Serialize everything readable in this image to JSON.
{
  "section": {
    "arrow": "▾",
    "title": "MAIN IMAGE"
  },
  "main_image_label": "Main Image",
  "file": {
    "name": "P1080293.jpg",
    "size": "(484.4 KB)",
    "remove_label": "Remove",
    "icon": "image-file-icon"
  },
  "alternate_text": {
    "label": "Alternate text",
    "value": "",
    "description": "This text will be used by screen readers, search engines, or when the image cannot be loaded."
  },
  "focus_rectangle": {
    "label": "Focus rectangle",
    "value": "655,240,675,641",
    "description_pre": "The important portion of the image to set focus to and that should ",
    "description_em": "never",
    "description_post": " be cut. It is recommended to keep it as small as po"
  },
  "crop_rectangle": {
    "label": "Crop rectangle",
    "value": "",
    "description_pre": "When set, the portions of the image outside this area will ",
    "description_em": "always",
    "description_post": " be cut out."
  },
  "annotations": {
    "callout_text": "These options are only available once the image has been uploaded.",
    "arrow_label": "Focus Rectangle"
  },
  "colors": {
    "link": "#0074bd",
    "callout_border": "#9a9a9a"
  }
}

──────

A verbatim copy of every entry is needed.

◆ FINISHED EXERCISE:
Serialize everything readable in this image to JSON.
{
  "section": {
    "arrow": "▾",
    "title": "MAIN IMAGE"
  },
  "main_image_label": "Main Image",
  "file": {
    "name": "P1080293.jpg",
    "size": "(484.4 KB)",
    "remove_label": "Remove",
    "icon": "image-file-icon"
  },
  "alternate_text": {
    "label": "Alternate text",
    "value": "",
    "description": "This text will be used by screen readers, search engines, or when the image cannot be loaded."
  },
  "focus_rectangle": {
    "label": "Focus rectangle",
    "value": "655,240,675,641",
    "description_pre": "The important portion of the image to set focus to and that should ",
    "description_em": "never",
    "description_post": " be cut. It is recommended to keep it as small as po"
  },
  "crop_rectangle": {
    "label": "Crop rectangle",
    "value": "",
    "description_pre": "When set, the portions of the image outside this area will ",
    "description_em": "always",
    "description_post": " be cut out."
  },
  "annotations": {
    "callout_text": "These options are only available once the image has been uploaded.",
    "arrow_label": "Focus Rectangle"
  },
  "colors": {
    "link": "#0074bd",
    "callout_border": "#9a9a9a"
  }
}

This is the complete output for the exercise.